Talk:The Book of Five Rings
|This article is of interest to the following WikiProjects:|
Why is it only "allegedly" written by Musashi? Is there any evidence that it was not? I believe I will remove "allegedly" for now, as I believe it throws uncertainty into the start of the article. Also, the article does not discuss this allegation. Skywalkert65b 04:55, 29 November 2005 (UTC)
The article has multiple (conflicting) translations of "ni-ten ichi-ryu". "Two Heavens, One Style" seems accurate to me, but what is "Two Swords, one heaven" based on? Japanese wikipedia gives the kanji as 二天一流 (ni ten ichi ryū), which interpreted literally are "two", "heaven/sky", "one", (here) "school/style of" (also "current/flow"). Vuori 18:34, 16 March 2006 (UTC)
The "misconeption" statement about the name of the book seems to stem from the translation note in the 2005-08-26 edit, but it was incorrect. "五輪" literally means "five rings" and, according to the ja edition, refers to the concept of "five elements" of Vajrayāna Buddhism, which are used as the name of the chapters. The mistaken belief about meaning of "piety" probably came from looking up "Gorin" in a dictionary and coming up with "五倫" (five ethics), which is not what the title is. Similarly, "Sho" (書) does mean "book" and not "reward" or something else. Juxtap 01:24, 10 May 2006 (UTC)
Thirty-Six Strategies Link
In the related articles it gives the Thirty-Six Strategies as a related article (which is fine), and calls it "another" Chinese work. Since the Book of Five Rings is Japanese, I'm removing "another" from that link. —Preceding unsigned comment added by 126.96.36.199 (talk) 14:34, 19 October 2007 (UTC)
Is this acceptable?
There is mention of business leaders using the tome.
Our company was founded 15 years ago based on this books principle (we are called fifth ring) and it is embedded in our company ethos. Is a link to our website blatant advertising or does it support the claim that it is used by business leaders?
So long as you put an in-line citation in the 'used by business leaders' bit, it will probably raise few enough hackles to squeak by. Someone might still get torqued off, though. One never knows. I personally like the idea. -Toptomcat 21:53, 18 December 2006 (UTC)
Why isn't this book in Wikibooks?
- The Japanese text would be, yes, minus the odd editorial versions, but is there a PD English translation? --Gwern (contribs) 15:55, 19 October 2006 (UTC)

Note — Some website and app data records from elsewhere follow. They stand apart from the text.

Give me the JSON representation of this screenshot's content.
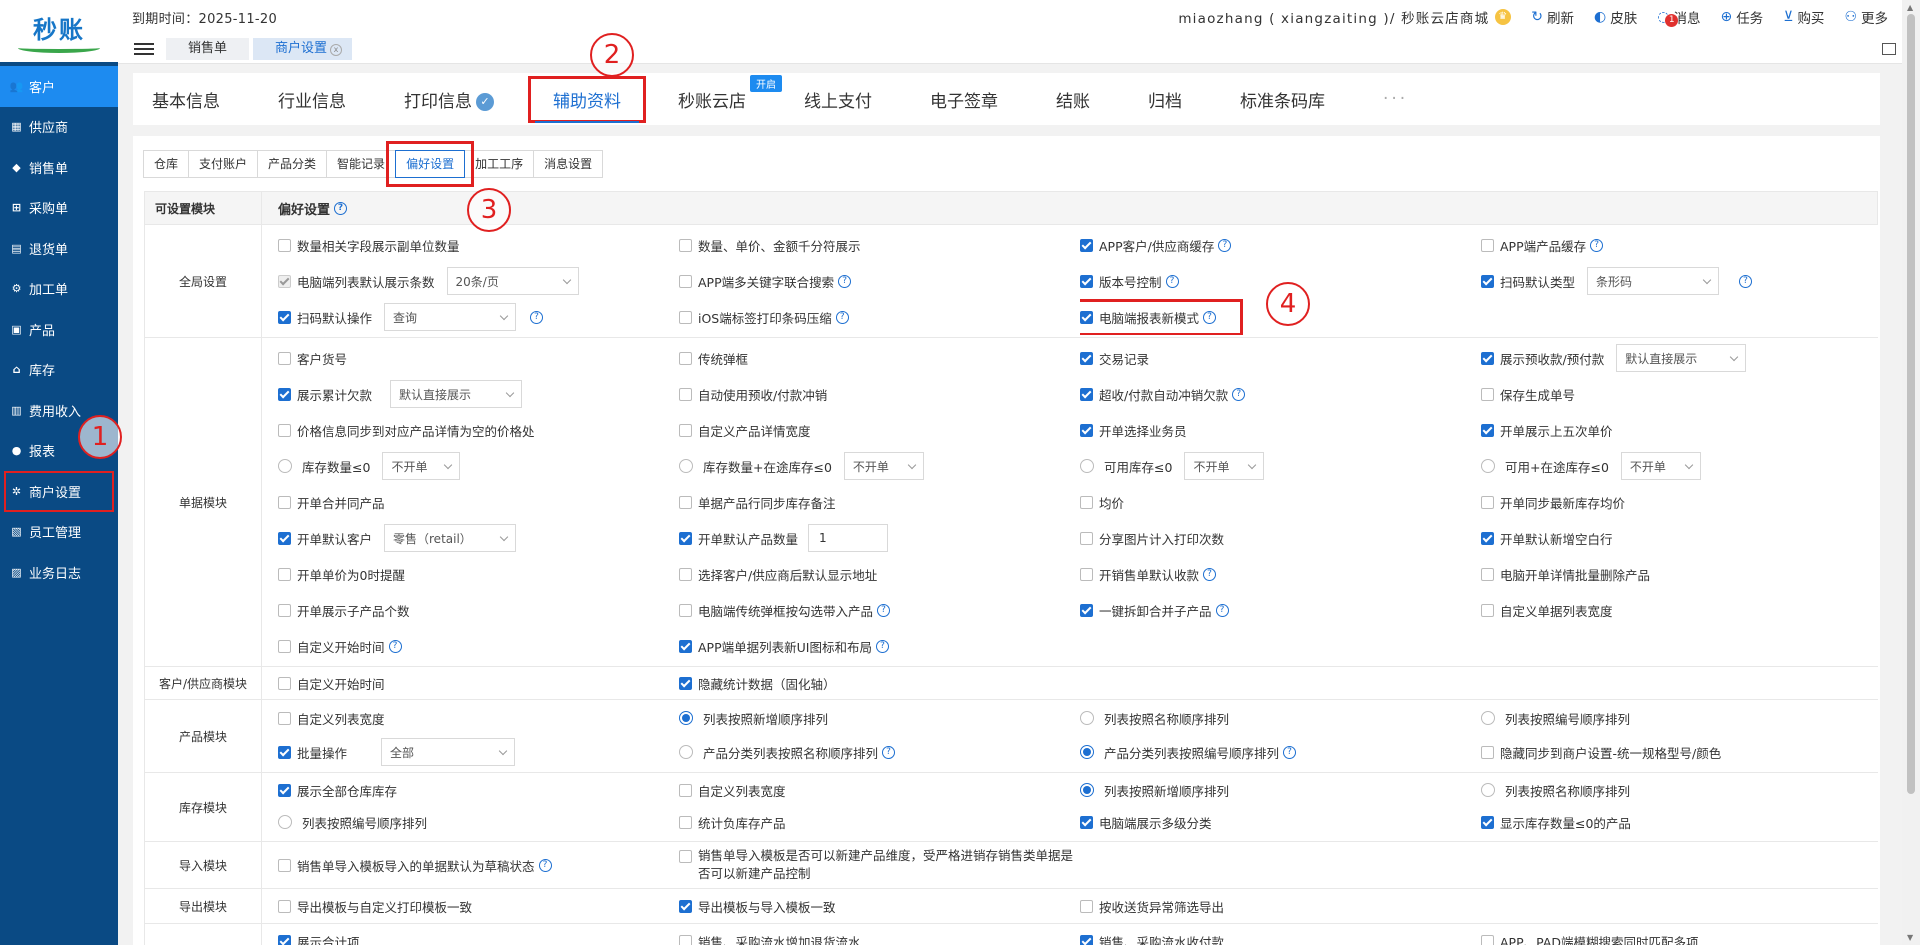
{
  "app": {
    "logo_text": "秒账"
  },
  "sidebar": {
    "items": [
      {
        "label": "客户",
        "icon": "users-icon",
        "active": true
      },
      {
        "label": "供应商",
        "icon": "supplier-icon"
      },
      {
        "label": "销售单",
        "icon": "tag-icon"
      },
      {
        "label": "采购单",
        "icon": "cart-icon"
      },
      {
        "label": "退货单",
        "icon": "return-icon"
      },
      {
        "label": "加工单",
        "icon": "process-icon"
      },
      {
        "label": "产品",
        "icon": "box-icon"
      },
      {
        "label": "库存",
        "icon": "warehouse-icon"
      },
      {
        "label": "费用收入",
        "icon": "expense-icon"
      },
      {
        "label": "报表",
        "icon": "report-icon"
      },
      {
        "label": "商户设置",
        "icon": "gear-icon",
        "highlighted": true
      },
      {
        "label": "员工管理",
        "icon": "staff-icon"
      },
      {
        "label": "业务日志",
        "icon": "log-icon"
      }
    ]
  },
  "topbar": {
    "expiry": "到期时间：2025-11-20",
    "account": "miaozhang ( xiangzaiting )/ 秒账云店商城",
    "refresh": "刷新",
    "skin": "皮肤",
    "messages": "消息",
    "message_count": "1",
    "tasks": "任务",
    "buy": "购买",
    "more": "更多"
  },
  "page_tabs": [
    {
      "label": "销售单"
    },
    {
      "label": "商户设置",
      "active": true,
      "close": "x"
    }
  ],
  "main_tabs": {
    "t0": "基本信息",
    "t1": "行业信息",
    "t2": "打印信息",
    "t2_check": "✓",
    "t3": "辅助资料",
    "t4": "秒账云店",
    "t4_badge": "开启",
    "t5": "线上支付",
    "t6": "电子签章",
    "t7": "结账",
    "t8": "归档",
    "t9": "标准条码库",
    "more": "···"
  },
  "sub_tabs": [
    "仓库",
    "支付账户",
    "产品分类",
    "智能记录",
    "偏好设置",
    "加工工序",
    "消息设置"
  ],
  "table": {
    "header_module": "可设置模块",
    "header_pref": "偏好设置",
    "sections": {
      "global": "全局设置",
      "bill": "单据模块",
      "cust": "客户/供应商模块",
      "product": "产品模块",
      "stock": "库存模块",
      "import": "导入模块",
      "export": "导出模块"
    },
    "opts": {
      "g1": "数量相关字段展示副单位数量",
      "g2": "数量、单价、金额千分符展示",
      "g3": "APP客户/供应商缓存",
      "g4": "APP端产品缓存",
      "g5": "电脑端列表默认展示条数",
      "g5_sel": "20条/页",
      "g6": "APP端多关键字联合搜索",
      "g7": "版本号控制",
      "g8": "扫码默认类型",
      "g8_sel": "条形码",
      "g9": "扫码默认操作",
      "g9_sel": "查询",
      "g10": "iOS端标签打印条码压缩",
      "g11": "电脑端报表新模式",
      "b1": "客户货号",
      "b2": "传统弹框",
      "b3": "交易记录",
      "b4": "展示预收款/预付款",
      "b4_sel": "默认直接展示",
      "b5": "展示累计欠款",
      "b5_sel": "默认直接展示",
      "b6": "自动使用预收/付款冲销",
      "b7": "超收/付款自动冲销欠款",
      "b8": "保存生成单号",
      "b9": "价格信息同步到对应产品详情为空的价格处",
      "b10": "自定义产品详情宽度",
      "b11": "开单选择业务员",
      "b12": "开单展示上五次单价",
      "b13": "库存数量≤0",
      "b13_sel": "不开单",
      "b14": "库存数量+在途库存≤0",
      "b14_sel": "不开单",
      "b15": "可用库存≤0",
      "b15_sel": "不开单",
      "b16": "可用+在途库存≤0",
      "b16_sel": "不开单",
      "b17": "开单合并同产品",
      "b18": "单据产品行同步库存备注",
      "b19": "均价",
      "b20": "开单同步最新库存均价",
      "b21": "开单默认客户",
      "b21_sel": "零售（retail）",
      "b22": "开单默认产品数量",
      "b22_val": "1",
      "b23": "分享图片计入打印次数",
      "b24": "开单默认新增空白行",
      "b25": "开单单价为0时提醒",
      "b26": "选择客户/供应商后默认显示地址",
      "b27": "开销售单默认收款",
      "b28": "电脑开单详情批量删除产品",
      "b29": "开单展示子产品个数",
      "b30": "电脑端传统弹框按勾选带入产品",
      "b31": "一键拆卸合并子产品",
      "b32": "自定义单据列表宽度",
      "b33": "自定义开始时间",
      "b34": "APP端单据列表新UI图标和布局",
      "c1": "自定义开始时间",
      "c2": "隐藏统计数据（固化轴）",
      "p1": "自定义列表宽度",
      "p2": "列表按照新增顺序排列",
      "p3": "列表按照名称顺序排列",
      "p4": "列表按照编号顺序排列",
      "p5": "批量操作",
      "p5_sel": "全部",
      "p6": "产品分类列表按照名称顺序排列",
      "p7": "产品分类列表按照编号顺序排列",
      "p8": "隐藏同步到商户设置-统一规格型号/颜色",
      "s1": "展示全部仓库库存",
      "s2": "自定义列表宽度",
      "s3": "列表按照新增顺序排列",
      "s4": "列表按照名称顺序排列",
      "s5": "列表按照编号顺序排列",
      "s6": "统计负库存产品",
      "s7": "电脑端展示多级分类",
      "s8": "显示库存数量≤0的产品",
      "i1": "销售单导入模板导入的单据默认为草稿状态",
      "i2": "销售单导入模板是否可以新建产品维度，受严格进销存销售类单据是否可以新建产品控制",
      "e1": "导出模板与自定义打印模板一致",
      "e2": "导出模板与导入模板一致",
      "e3": "按收送货异常筛选导出",
      "x1": "展示合计项",
      "x2": "销售、采购流水增加退货流水",
      "x3": "销售、采购流水收付款",
      "x4": "APP、PAD端模糊搜索同时匹配多项"
    }
  },
  "annotations": {
    "n1": "1",
    "n2": "2",
    "n3": "3",
    "n4": "4"
  },
  "colors": {
    "sidebar_bg": "#0a4a84",
    "accent": "#1d6fd1",
    "highlight": "#e02020",
    "active_nav": "#1d8bf0"
  }
}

The article states that perhaps Musashi did not wield dual swords, but rather was ambidextrious. I have not heard that before, but I can say that I visited Kumamoto, Japan and I visited the Budokan while I was there. I was able to watch students practice Ni Ten Ichi Ryu and they were using two swords at one time. —The preceding unsigned comment was added by Sonofgib (talk • contribs) 03:00, 22 December 2006 (UTC).
- There's very little actual historical evidence either way. Musashi's legend tends to get in the way of verifiable historical reaserch. -Toptomcat 13:11, 8 January 2007 (UTC)
The first external link is to an online version of Victor Harris' translation of the book. Not sure exactly how these things work, but surely that's not public domain? Admittedly the original isn't in English, but... is this allowed? Leushenko (talk) 03:20, 28 January 2008 (UTC)
Legend of the Five Rings.
I've added a link to this game under "see also" as it's a card(&RPG) game whose name and elemental structure(that is, the five elelments it uses) are based on this Book. Kairos (talk) 07:36, 3 February 2008 (UTC)
Thank you for this article
I haven't had the chance to read all the article, but I'm sure I will. I was genuinely surprised to see it existed and pleased none-the-less. I would like to remind the reading students that his views are based on the time when modern weapons were just emerging and (if his views were alive today) his strategey would undoubtly incorporate the weapons at his leisure. I notice, generally, that the authors of this article may need more info re the Master, which, for myself is not a problem. If you feel that more info is a good idea, just let me know - Wiki User 68 (talk) 22:49, 5 May 2009 (UTC)
The book of no-thing
- It often is. I guess whomever wrote that section was working with a translation that preferred no-thing. --Gwern (contribs) 14:51 14 February 2010 (GMT)
Similar to the incorrect translation of the first element, no-thing isn't the English translation of the element name. It is a literal translation. The correct translation is "Void". Chi is Earth, not ground. When you recite the 5 elements to yourself, you don't say Ground, Wind, Fire, Water, Nothing....it's Earth, Wind, Fire, Water, Void. — Preceding unsigned comment added by 188.8.131.52 (talk) 14:44, 29 November 2011 (UTC)
Why is archive. is blacklisted?
The archive.org link is no longer available due to that site's current robots.txt version so I tried to replace it with archive. is/Gncpn — Preceding unsigned comment added by 184.108.40.206 (talk) 10:48, 13 June 2016 (UTC)